Roots and Route of the Artification Hypothesis
Avant: Journal of Philosophical-Interdisciplinary Vanguard
Over four decades, my ideas about the arts in human evolution have themselves evolved, from an original notion of art as a human behaviour of "making special" to a full-fledged hypothesis of artification. A summary of the gradual developmental path (or route) of the hypothesis, based on ethological principles and concepts, is given, and an argument presented in which artification is described as an exaptation whose roots lie in adaptive features of ancestral mother-infant interaction that

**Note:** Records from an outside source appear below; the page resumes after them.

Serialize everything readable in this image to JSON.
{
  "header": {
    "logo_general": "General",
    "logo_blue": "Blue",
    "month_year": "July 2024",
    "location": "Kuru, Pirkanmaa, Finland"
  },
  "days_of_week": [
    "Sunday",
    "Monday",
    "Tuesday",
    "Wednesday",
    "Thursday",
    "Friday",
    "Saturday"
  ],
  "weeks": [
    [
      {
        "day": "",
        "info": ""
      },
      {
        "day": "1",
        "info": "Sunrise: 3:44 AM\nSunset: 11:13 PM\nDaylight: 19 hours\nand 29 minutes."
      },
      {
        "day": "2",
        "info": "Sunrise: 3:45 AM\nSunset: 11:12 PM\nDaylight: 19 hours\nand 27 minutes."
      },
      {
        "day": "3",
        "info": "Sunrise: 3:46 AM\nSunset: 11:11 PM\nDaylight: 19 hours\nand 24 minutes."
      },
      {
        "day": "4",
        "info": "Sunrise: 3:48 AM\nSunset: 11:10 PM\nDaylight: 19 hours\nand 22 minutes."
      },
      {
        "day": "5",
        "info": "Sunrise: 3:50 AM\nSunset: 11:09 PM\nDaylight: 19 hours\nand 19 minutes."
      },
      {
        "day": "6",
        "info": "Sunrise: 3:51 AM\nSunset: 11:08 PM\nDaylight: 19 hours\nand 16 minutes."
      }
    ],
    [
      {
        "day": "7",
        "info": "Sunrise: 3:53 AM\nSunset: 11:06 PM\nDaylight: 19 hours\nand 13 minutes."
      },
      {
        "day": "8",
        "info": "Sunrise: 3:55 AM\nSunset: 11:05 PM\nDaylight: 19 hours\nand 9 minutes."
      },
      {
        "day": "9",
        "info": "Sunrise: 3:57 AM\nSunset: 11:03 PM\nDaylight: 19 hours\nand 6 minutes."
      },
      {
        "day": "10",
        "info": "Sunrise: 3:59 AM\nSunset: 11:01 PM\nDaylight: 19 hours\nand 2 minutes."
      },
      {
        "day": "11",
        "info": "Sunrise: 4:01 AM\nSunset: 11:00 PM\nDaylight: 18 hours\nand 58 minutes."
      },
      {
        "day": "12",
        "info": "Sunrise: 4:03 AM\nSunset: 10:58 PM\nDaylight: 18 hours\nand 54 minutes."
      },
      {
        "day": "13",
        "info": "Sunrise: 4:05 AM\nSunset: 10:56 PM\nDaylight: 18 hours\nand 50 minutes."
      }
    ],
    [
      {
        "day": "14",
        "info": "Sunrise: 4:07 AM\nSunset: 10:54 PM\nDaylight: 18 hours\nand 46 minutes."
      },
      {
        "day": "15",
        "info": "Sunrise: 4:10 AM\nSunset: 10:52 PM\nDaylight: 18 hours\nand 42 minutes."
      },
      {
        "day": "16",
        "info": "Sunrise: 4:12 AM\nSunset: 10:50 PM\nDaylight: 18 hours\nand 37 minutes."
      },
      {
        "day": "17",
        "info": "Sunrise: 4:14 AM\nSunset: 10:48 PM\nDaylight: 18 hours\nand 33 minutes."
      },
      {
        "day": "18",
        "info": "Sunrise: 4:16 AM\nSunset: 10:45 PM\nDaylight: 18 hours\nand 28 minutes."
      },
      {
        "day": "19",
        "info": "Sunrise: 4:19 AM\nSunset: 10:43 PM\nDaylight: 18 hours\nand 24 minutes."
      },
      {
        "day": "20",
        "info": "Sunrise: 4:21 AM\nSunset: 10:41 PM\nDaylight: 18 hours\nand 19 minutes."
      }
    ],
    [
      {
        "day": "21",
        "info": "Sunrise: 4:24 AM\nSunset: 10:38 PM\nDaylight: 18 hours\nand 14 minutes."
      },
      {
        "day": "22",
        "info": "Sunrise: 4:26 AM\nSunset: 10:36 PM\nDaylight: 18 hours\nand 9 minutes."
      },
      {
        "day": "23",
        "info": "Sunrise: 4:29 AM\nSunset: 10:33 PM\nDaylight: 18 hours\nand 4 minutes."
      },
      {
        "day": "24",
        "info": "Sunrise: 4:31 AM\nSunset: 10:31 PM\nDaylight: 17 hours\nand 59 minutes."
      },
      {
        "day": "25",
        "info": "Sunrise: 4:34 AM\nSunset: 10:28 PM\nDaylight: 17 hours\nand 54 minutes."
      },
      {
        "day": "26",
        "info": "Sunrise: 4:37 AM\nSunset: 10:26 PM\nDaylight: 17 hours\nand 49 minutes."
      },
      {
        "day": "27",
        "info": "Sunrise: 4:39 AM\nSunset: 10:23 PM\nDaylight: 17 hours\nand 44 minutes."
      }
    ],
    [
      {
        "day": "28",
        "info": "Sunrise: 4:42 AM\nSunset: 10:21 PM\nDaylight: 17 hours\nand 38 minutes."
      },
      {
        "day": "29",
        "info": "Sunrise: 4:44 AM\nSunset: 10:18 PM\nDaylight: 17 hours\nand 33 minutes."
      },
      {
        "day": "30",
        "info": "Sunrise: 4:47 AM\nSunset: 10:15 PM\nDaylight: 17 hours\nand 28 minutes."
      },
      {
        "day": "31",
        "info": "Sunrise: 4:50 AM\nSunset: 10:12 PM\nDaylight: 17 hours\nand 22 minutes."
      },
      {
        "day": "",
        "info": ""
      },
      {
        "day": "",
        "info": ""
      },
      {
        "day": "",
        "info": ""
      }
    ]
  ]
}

... eraction that contributed to infant survival and maternal reproductive success. I show how the interaction displays features of a ritualised behavior whose operations (formalization, repetition, exaggeration, and elaboration) can be regarded as characteristic elements of human ritual ceremonies as well as of art (including song, dance, performance, literary language, altered surroundings, and other examples of making ordinary sounds, movement, language, environments, objects, and bodies extraordinary). Participation in these behaviours in ritual practices served adaptive ends in early Homo by coordinating brain and body states, and thereby emotionally bonding members of a group in common cause as well as reducing existential anxiety in individuals. A final section situates artification within contemporary philosophical and popular ideas of art, claiming that artifying is not a synonym for or definition of art but foundational to any evolutionary discussion of artistic/aesthetic behaviour.